Celebrating 30 Years of Rock and Roll
Story by Stuart Chatwood
Photography by Francesca Ludikar
Thirty years ago, on June 29th, 1990 the Tea Party was born at The Coach and Horses in Windsor, Ontario.
A long time ago—in fact Easter 1990 to be exact—Jeff Martin and myself took a break from our jobs in Toronto and returned to Windsor where we went out for drinks with Jeff Burrows. We ended up grabbing a few pints at The Coach and Horses on a Saturday night, where the venue was in need of patrons.
The manager of the pub asked Jeff Martin and Jeff Burrows if they were interested in performing again as a duo, like they had a few years back (imaginatively entitled B&M Blues). As the three of us were sitting there having a good time, we thought, “Why not go beyond a duo, and form a band for fun?”
We had been in bands together in the past but this time, having fun was the initial draw. The money they offered us was better than what Jeff Martin and myself had been making with The Stickmen in Toronto at the time and there was no pressure, so we thought, ‘Why not have a good time and play a weekend or two in the summertime?’
The following month Jeff Burrows came up to Toronto on an overnight Greyhound with a giant 4’X5′ box of drums. We dragged that massive box on the sidewalk back to our penthouse apartment (yes, we were living large on our pitiful salaries). Then we packed the drums into
my tiny car and made our way to Cherry Jam Rehearsal Studios. We had rented the space for Saturday, and they expected us to jam from noon until 5pm. But, our excitement for this new venture couldn’t be contained and we headed over at 5 am! We set up quickly and broke into “Good Times, Bad Times” and “Heartbreaker.” After about 10 more hours of jamming our fingers were bleeding.

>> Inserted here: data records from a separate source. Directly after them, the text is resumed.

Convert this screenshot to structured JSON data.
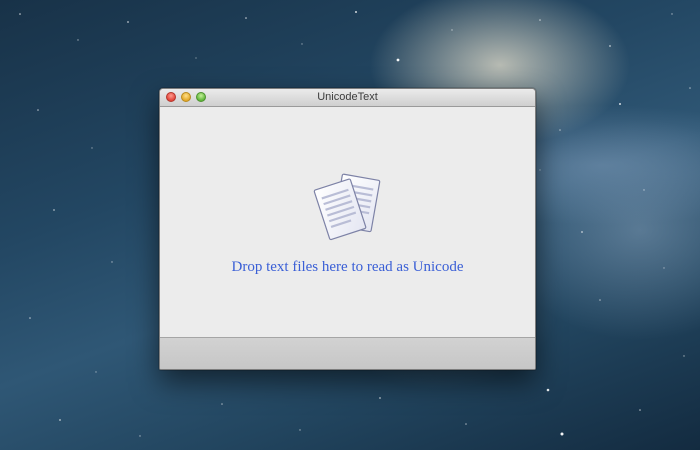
{
  "window": {
    "title": "UnicodeText",
    "controls": [
      "close",
      "minimize",
      "zoom"
    ]
  },
  "dropzone": {
    "icon": "documents-icon",
    "message": "Drop text files here to read as Unicode",
    "message_color": "#3a5fd6"
  }
}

We had big Cheshire Cat grins and the excitement was palpable. We took a break for some lunch at the Knob Hill Farms lunch counter and immediately began discussing recording our first album, and, in turn, world domination.
Over the next few weeks the calluses on the fingers built up. I adjusted to the bass fine after being the singer and rhythm guitarist in The Stickmen, but I wanted to bring my bass playing chops up to Jeff Burrows and Jeff Martin’s level of musicianship. That meant many arguments with neighbours that failed to sympathize when I explained that I needed to jam on my bass for at least six hours a day for four months straight. Some neighbours were sympathetic, though! One neighbour, who must have owned a crystal ball, actually came over and gave us group tabla drum lessons. More rehearsals in Toronto over the coming months culminated in that debut summertime gig.
As we hit the stage—well all 4” of it—we didn’t know what people would think. But we knew what we were doing was good enough to put smiles on our faces, so we knew deep down in our guts that this thing would resonate. It did and the rest was history!
Unfortunately, no photos exist in my collection from those first gigs. So, I pulled a couple of pics from the next few gigs in Toronto at “The Rivoli” and “C’est What”, where we performed as The New-Stickmen. Oh brother, what a lame name, but for us it was a tip of the hat to the New Yardbirds.
People often ask how the name The Tea Party came about and my memory is clear. We always had a well-read copy of The Hammer of The Gods on the coffee table at our Toronto penthouse. In desperation, Jeff Martin scanned for references. The Crowleys, Loch Ness, Edgewater hotel, The Lori Moddox’s and other names were rejected jokes. We settled on The Tea Party, home
to Zeppelin’s legendary four hour concerts on their first tour of America. It strangely resonated with us and was chosen in lieu of a better name, with the expectation that we’d change the name before the first album was released. However, I do remember sitting with Jeff Burrows and trying to talk Jeff Martin out of the name after our first review featured the line, “The Tea Party? Grandmothers shouldn’t be allowed to choose band names…”
For us it was a running joke. A sweet name juxtaposed against a group of longhairs playing some aggressive, passionate music.
Looking back is de rigueur right now, as we plan on embarking on our rescheduled Saints and Sinners Tour dates which will serve as a 30th Anniversary Tour for us. Consider this an invitation to come check us out in early next year… after you buy a ticket of course!
See you on the road soon after we get this COVID mess under control. Cheers!
Early next year, The Tea Party will be touring with Big Wreck, the Headstones and Moist for a 21-show multi-band concert called the Saints and Sinners Tour as part of their belated 30th anniversary celebrations.
“We’re really excited to celebrate 30 years of rock and roll by playing these larger shows again!” Chatwood states.
The tour will kick off in January 2021 and visits Ontario on January 29th and 30th at Casino Rama and February 3rd in Hamilton. Details at saintsandsinnerstour2021.com.
The Tea Party has been nominated for 13 JUNO awards over the band’s career including Best Rock Album, Best Group and Best Single. They have sold over 2 million records worldwide and have 4 Double platinum, 1 Platinum and 4 Gold album certifications.
In addition, the band is currently finishing up their follow up release to last year’s “Black River” EP. The new EP is scheduled for release later this year.